With the millennial generation almost fully immersed into the working world, their impact on employer expectations are now coming to fruition. For example, no longer are flexible working arrangements for new parents alone and it’s time to bust the ‘mum-myth’ once and for all. In a four-year study by PwC* they discovered that flexible working hours were more important to the millennial generation than cash bonuses, something that has been a gradual shift in desires since the ‘baby-boomer’ generation moved into retirement mode.
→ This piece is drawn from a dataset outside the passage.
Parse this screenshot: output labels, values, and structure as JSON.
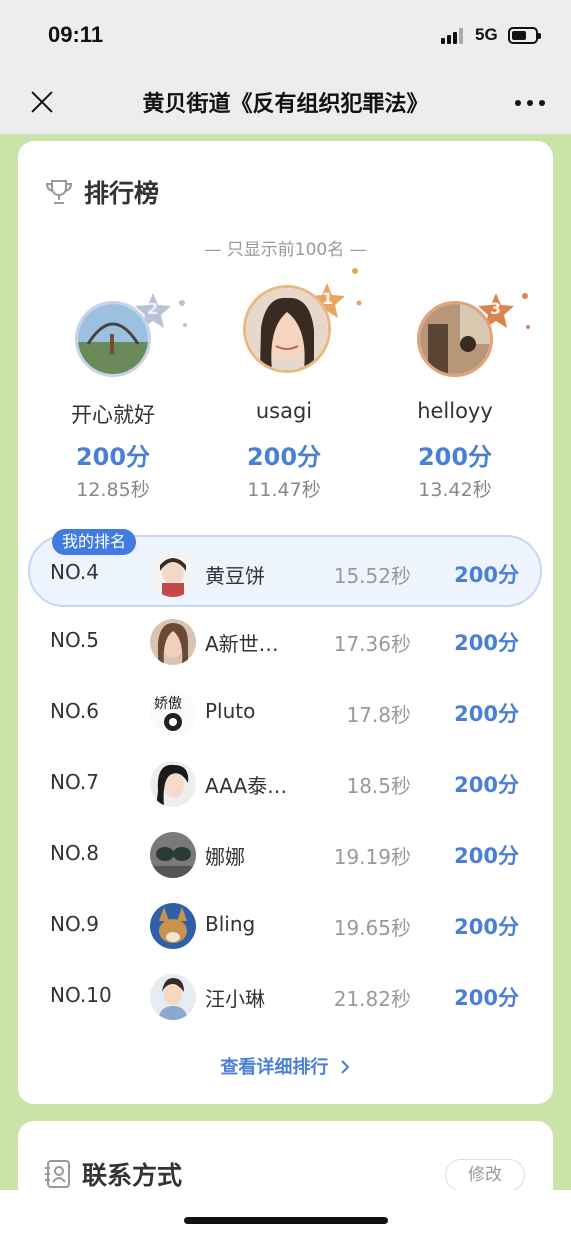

But what’s so great about it? With flexible working hours comes control over work/life balance, more time for personal development and leisure time, in addition to opportunities to care for children or other dependents. The need for working patterns that break the 9-5 mould is on the rise in part to the millennial’s reinforcement of the gig economy. What’s different about this generation is that they no longer want flexible hours, they expect it. If a company cannot afford to offer it, they risk losing out on a highly skilled workforce who know they can find it elsewhere.
We know companies are worried about being able to offer flexible working hours for some roles but not all, opening themselves up to discrimination and a disgruntled workforce. Moreover, could the teamwork dynamic be shattered if no one is in at the same time to create the cohesion? Truth be told, the positives far outweigh the potential pitfalls, but only if employers are ready to come around to the millennial’s way of thinking.
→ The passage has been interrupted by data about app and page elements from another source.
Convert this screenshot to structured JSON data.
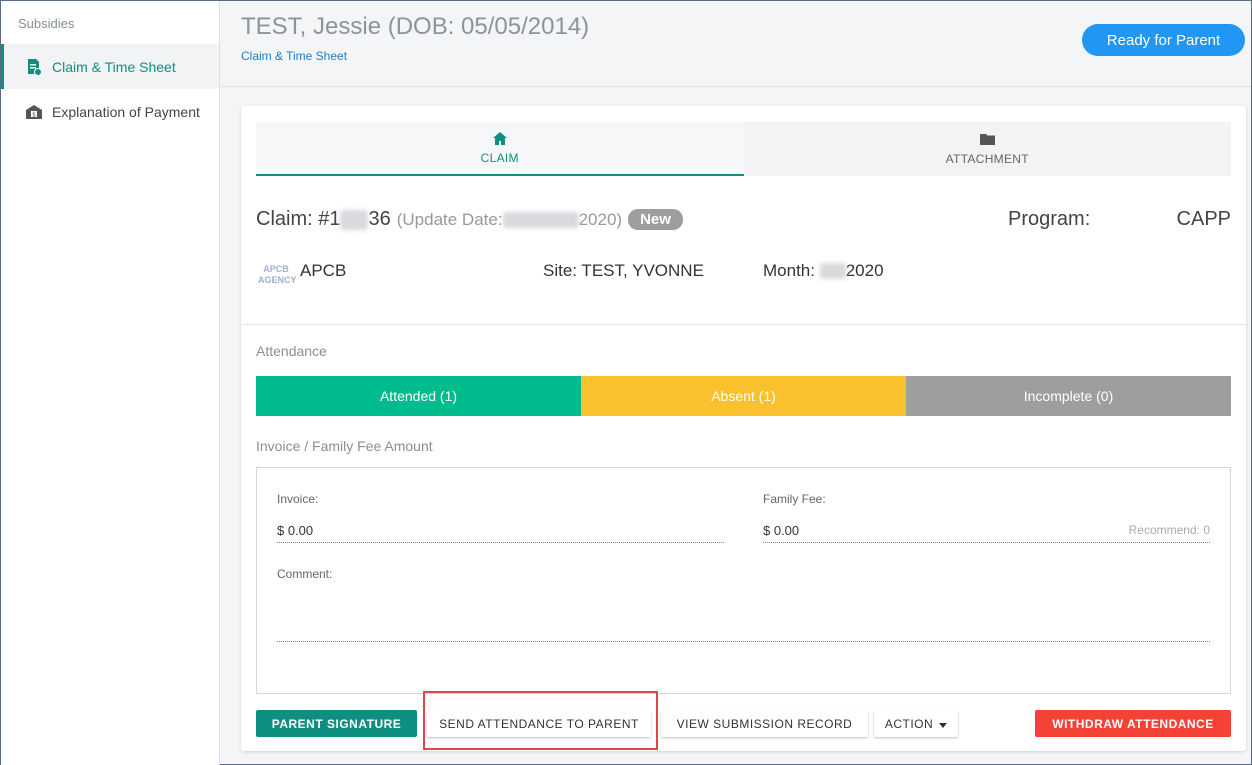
{
  "sidebar": {
    "heading": "Subsidies",
    "items": [
      {
        "label": "Claim & Time Sheet",
        "icon": "document-dollar-icon",
        "active": true
      },
      {
        "label": "Explanation of Payment",
        "icon": "building-dollar-icon",
        "active": false
      }
    ]
  },
  "header": {
    "title": "TEST, Jessie (DOB: 05/05/2014)",
    "breadcrumb": "Claim & Time Sheet",
    "status_button": "Ready for Parent"
  },
  "tabs": [
    {
      "label": "CLAIM",
      "icon": "home-icon",
      "active": true
    },
    {
      "label": "ATTACHMENT",
      "icon": "folder-icon",
      "active": false
    }
  ],
  "claim": {
    "prefix": "Claim: #1",
    "suffix": "36",
    "update_prefix": "(Update Date: ",
    "update_suffix": "2020)",
    "status": "New",
    "program_label": "Program:",
    "program_value": "CAPP",
    "agency_logo_text": "APCB AGENCY",
    "agency": "APCB",
    "site": "Site: TEST, YVONNE",
    "month_prefix": "Month: ",
    "month_suffix": "2020"
  },
  "attendance": {
    "title": "Attendance",
    "segments": [
      {
        "label": "Attended (1)",
        "color": "#00bc8c"
      },
      {
        "label": "Absent (1)",
        "color": "#fbc02d"
      },
      {
        "label": "Incomplete (0)",
        "color": "#9e9e9e"
      }
    ]
  },
  "fees": {
    "title": "Invoice / Family Fee Amount",
    "invoice_label": "Invoice:",
    "invoice_value": "$ 0.00",
    "family_fee_label": "Family Fee:",
    "family_fee_value": "$ 0.00",
    "recommend": "Recommend: 0",
    "comment_label": "Comment:"
  },
  "buttons": {
    "parent_signature": "PARENT SIGNATURE",
    "send_attendance": "SEND ATTENDANCE TO PARENT",
    "view_submission": "VIEW SUBMISSION RECORD",
    "action": "ACTION",
    "withdraw": "WITHDRAW ATTENDANCE"
  },
  "colors": {
    "accent": "#0f8f80",
    "primary": "#2196f3",
    "danger": "#f44336",
    "highlight": "#e0454d"
  }
}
PwC’s research highlighted that a millennial’s use of technology and affinity to the digital world sets them apart from other workforce generations. Having grown up with WiFi, smartphones and social media, they are, as PwC explains: “The first generation to enter the workplace with a better grasp of a key business tool than more senior workers.” With that in mind, they have the tools to work in exactly the same way and be just as productive away from the workplace as if they were there. Ultimately, millennials believe that as long as they can get the job done why should it matter where they do it?
We know from the companies that we work with; flexible working hours are a huge draw for talented millennials and they’ve made great strides to put these benefits in place as quickly as possible. Legally employees with at least 26 weeks’ continuous employment with their employer can make the request for flexible working, whether it’s accepted is another matter. But with an even more formidable Generation Z hot on the heels of millennials, and an even bigger expectation for their needs to be met, can you really afford not to?
*Millennials at work, Reshaping the workplace, PwC 2011